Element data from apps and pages
======
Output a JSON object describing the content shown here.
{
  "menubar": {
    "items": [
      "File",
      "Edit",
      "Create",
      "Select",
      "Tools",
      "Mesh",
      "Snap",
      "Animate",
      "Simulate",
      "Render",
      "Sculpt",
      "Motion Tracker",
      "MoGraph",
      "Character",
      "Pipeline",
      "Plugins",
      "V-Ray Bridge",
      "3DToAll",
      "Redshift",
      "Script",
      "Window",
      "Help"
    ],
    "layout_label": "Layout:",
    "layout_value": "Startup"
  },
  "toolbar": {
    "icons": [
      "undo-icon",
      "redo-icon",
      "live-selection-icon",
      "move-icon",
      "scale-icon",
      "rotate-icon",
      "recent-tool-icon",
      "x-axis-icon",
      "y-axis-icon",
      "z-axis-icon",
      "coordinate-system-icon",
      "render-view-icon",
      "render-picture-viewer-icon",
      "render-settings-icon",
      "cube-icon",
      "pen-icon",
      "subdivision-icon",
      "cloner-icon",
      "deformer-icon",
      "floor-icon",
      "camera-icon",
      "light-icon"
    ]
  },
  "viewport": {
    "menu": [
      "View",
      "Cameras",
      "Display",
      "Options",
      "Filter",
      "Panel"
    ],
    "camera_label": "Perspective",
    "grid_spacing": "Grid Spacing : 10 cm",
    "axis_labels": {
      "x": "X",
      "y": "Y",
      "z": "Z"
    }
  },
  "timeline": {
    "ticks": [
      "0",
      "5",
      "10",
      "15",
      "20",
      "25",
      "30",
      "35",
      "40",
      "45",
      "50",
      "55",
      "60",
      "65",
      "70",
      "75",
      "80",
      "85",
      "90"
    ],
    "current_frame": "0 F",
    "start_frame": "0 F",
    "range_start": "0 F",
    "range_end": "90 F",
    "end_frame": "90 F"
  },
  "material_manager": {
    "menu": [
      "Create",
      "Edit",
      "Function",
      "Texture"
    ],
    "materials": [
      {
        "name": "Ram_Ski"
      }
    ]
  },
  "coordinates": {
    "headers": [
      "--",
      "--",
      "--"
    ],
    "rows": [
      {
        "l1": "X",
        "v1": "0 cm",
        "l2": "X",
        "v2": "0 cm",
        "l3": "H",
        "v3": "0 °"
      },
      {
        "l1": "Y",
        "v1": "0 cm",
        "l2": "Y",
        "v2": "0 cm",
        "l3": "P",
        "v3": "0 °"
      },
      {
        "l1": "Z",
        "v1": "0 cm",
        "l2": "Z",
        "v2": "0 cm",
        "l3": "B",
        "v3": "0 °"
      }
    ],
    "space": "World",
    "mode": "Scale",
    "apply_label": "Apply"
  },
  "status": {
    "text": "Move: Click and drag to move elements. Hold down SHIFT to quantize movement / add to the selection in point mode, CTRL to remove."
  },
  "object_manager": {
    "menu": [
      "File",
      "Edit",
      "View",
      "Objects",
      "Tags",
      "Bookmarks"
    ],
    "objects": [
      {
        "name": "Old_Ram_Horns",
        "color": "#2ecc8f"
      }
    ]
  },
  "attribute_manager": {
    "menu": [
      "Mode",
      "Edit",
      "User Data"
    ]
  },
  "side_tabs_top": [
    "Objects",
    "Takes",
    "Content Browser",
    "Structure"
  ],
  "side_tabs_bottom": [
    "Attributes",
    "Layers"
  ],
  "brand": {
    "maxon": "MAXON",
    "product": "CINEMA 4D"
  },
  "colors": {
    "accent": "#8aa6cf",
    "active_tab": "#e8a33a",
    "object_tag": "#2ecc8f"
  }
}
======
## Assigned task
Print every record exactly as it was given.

## Exercise result
Output a JSON object describing the content shown here.
{
  "menubar": {
    "items": [
      "File",
      "Edit",
      "Create",
      "Select",
      "Tools",
      "Mesh",
      "Snap",
      "Animate",
      "Simulate",
      "Render",
      "Sculpt",
      "Motion Tracker",
      "MoGraph",
      "Character",
      "Pipeline",
      "Plugins",
      "V-Ray Bridge",
      "3DToAll",
      "Redshift",
      "Script",
      "Window",
      "Help"
    ],
    "layout_label": "Layout:",
    "layout_value": "Startup"
  },
  "toolbar": {
    "icons": [
      "undo-icon",
      "redo-icon",
      "live-selection-icon",
      "move-icon",
      "scale-icon",
      "rotate-icon",
      "recent-tool-icon",
      "x-axis-icon",
      "y-axis-icon",
      "z-axis-icon",
      "coordinate-system-icon",
      "render-view-icon",
      "render-picture-viewer-icon",
      "render-settings-icon",
      "cube-icon",
      "pen-icon",
      "subdivision-icon",
      "cloner-icon",
      "deformer-icon",
      "floor-icon",
      "camera-icon",
      "light-icon"
    ]
  },
  "viewport": {
    "menu": [
      "View",
      "Cameras",
      "Display",
      "Options",
      "Filter",
      "Panel"
    ],
    "camera_label": "Perspective",
    "grid_spacing": "Grid Spacing : 10 cm",
    "axis_labels": {
      "x": "X",
      "y": "Y",
      "z": "Z"
    }
  },
  "timeline": {
    "ticks": [
      "0",
      "5",
      "10",
      "15",
      "20",
      "25",
      "30",
      "35",
      "40",
      "45",
      "50",
      "55",
      "60",
      "65",
      "70",
      "75",
      "80",
      "85",
      "90"
    ],
    "current_frame": "0 F",
    "start_frame": "0 F",
    "range_start": "0 F",
    "range_end": "90 F",
    "end_frame": "90 F"
  },
  "material_manager": {
    "menu": [
      "Create",
      "Edit",
      "Function",
      "Texture"
    ],
    "materials": [
      {
        "name": "Ram_Ski"
      }
    ]
  },
  "coordinates": {
    "headers": [
      "--",
      "--",
      "--"
    ],
    "rows": [
      {
        "l1": "X",
        "v1": "0 cm",
        "l2": "X",
        "v2": "0 cm",
        "l3": "H",
        "v3": "0 °"
      },
      {
        "l1": "Y",
        "v1": "0 cm",
        "l2": "Y",
        "v2": "0 cm",
        "l3": "P",
        "v3": "0 °"
      },
      {
        "l1": "Z",
        "v1": "0 cm",
        "l2": "Z",
        "v2": "0 cm",
        "l3": "B",
        "v3": "0 °"
      }
    ],
    "space": "World",
    "mode": "Scale",
    "apply_label": "Apply"
  },
  "status": {
    "text": "Move: Click and drag to move elements. Hold down SHIFT to quantize movement / add to the selection in point mode, CTRL to remove."
  },
  "object_manager": {
    "menu": [
      "File",
      "Edit",
      "View",
      "Objects",
      "Tags",
      "Bookmarks"
    ],
    "objects": [
      {
        "name": "Old_Ram_Horns",
        "color": "#2ecc8f"
      }
    ]
  },
  "attribute_manager": {
    "menu": [
      "Mode",
      "Edit",
      "User Data"
    ]
  },
  "side_tabs_top": [
    "Objects",
    "Takes",
    "Content Browser",
    "Structure"
  ],
  "side_tabs_bottom": [
    "Attributes",
    "Layers"
  ],
  "brand": {
    "maxon": "MAXON",
    "product": "CINEMA 4D"
  },
  "colors": {
    "accent": "#8aa6cf",
    "active_tab": "#e8a33a",
    "object_tag": "#2ecc8f"
  }
}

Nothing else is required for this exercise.